* Assignment:
Identify each line below containing the string "Directory" and copy it.

* Data section:
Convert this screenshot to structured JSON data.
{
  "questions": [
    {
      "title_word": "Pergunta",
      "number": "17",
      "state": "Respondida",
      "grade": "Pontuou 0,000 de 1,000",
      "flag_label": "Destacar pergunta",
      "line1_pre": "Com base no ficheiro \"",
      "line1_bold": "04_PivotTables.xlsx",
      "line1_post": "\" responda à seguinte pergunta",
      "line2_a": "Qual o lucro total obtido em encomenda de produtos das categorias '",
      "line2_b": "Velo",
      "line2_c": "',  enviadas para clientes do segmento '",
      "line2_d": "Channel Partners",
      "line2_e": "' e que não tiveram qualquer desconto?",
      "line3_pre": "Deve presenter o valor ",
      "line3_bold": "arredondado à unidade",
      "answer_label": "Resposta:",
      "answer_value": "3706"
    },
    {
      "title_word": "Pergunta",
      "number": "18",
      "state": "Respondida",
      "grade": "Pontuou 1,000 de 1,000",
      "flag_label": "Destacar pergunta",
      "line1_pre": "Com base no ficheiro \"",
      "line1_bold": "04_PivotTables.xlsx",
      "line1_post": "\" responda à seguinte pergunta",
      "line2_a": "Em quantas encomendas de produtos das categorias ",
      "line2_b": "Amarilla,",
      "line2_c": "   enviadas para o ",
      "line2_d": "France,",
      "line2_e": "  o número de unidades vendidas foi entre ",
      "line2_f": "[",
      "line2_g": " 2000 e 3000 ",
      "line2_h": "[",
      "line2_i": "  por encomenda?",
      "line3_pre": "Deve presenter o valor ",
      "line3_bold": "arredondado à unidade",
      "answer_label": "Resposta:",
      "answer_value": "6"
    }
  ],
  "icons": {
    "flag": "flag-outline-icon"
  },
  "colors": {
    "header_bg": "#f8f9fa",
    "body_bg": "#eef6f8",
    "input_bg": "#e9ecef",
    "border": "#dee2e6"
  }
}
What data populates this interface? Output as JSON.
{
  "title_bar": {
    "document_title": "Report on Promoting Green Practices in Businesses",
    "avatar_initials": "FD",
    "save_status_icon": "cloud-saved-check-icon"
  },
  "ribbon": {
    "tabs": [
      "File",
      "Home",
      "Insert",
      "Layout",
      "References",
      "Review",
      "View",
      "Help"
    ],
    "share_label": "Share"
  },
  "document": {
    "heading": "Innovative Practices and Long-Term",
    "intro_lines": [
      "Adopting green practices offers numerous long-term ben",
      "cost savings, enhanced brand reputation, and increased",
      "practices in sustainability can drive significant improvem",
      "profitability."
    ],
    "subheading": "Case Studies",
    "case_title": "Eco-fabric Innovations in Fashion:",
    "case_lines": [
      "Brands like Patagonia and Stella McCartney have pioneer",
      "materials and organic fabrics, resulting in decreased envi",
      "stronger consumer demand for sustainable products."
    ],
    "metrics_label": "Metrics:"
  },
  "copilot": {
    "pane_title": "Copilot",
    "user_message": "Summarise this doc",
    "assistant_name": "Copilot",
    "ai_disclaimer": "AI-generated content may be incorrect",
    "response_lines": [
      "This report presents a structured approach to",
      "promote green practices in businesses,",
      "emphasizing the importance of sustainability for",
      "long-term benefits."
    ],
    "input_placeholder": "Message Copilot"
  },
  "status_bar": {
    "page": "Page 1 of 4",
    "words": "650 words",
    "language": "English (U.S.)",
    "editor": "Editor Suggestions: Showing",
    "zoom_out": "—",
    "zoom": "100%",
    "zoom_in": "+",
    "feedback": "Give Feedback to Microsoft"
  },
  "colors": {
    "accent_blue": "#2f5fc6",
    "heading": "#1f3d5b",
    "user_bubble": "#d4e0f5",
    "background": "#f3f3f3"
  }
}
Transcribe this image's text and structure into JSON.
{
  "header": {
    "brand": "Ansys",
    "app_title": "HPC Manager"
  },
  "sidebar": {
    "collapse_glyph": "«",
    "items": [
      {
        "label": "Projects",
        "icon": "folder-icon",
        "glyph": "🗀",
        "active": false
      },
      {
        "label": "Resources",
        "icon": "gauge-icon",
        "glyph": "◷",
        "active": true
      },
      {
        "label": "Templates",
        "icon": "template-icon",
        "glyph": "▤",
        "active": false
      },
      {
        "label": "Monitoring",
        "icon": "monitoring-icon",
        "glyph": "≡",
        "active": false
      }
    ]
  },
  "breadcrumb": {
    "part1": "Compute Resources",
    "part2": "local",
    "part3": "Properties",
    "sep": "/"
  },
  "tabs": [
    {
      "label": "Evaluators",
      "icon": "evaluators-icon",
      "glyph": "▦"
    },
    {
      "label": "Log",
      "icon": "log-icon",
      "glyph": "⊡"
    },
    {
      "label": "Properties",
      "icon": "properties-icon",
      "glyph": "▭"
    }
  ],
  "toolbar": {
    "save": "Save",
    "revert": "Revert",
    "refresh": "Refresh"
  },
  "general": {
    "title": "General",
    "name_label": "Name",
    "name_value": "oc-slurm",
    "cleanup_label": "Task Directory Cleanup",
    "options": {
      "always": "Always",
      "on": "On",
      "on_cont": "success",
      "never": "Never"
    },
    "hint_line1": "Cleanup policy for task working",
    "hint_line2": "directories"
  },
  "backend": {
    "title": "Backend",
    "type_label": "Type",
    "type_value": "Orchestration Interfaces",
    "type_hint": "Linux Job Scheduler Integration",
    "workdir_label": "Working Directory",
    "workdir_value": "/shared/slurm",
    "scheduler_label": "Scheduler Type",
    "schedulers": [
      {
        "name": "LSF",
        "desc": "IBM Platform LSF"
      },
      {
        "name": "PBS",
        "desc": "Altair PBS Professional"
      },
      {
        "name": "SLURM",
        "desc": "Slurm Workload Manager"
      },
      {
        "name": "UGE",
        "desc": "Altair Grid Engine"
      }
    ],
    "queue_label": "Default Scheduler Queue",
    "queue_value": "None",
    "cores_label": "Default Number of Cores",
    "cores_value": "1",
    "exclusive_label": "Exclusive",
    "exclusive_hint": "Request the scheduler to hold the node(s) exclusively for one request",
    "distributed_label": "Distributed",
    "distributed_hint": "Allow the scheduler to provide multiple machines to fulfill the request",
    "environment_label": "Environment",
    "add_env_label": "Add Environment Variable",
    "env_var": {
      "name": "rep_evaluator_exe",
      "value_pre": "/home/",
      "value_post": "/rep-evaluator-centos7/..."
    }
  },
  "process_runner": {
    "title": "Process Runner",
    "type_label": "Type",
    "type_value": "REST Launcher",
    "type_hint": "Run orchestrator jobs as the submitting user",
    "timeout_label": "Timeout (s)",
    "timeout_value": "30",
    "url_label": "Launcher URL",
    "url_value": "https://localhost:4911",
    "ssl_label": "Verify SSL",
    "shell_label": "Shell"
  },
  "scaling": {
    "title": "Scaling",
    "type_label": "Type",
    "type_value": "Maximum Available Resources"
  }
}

* Exercise response:
    "cleanup_label": "Task Directory Cleanup",
    "workdir_label": "Working Directory",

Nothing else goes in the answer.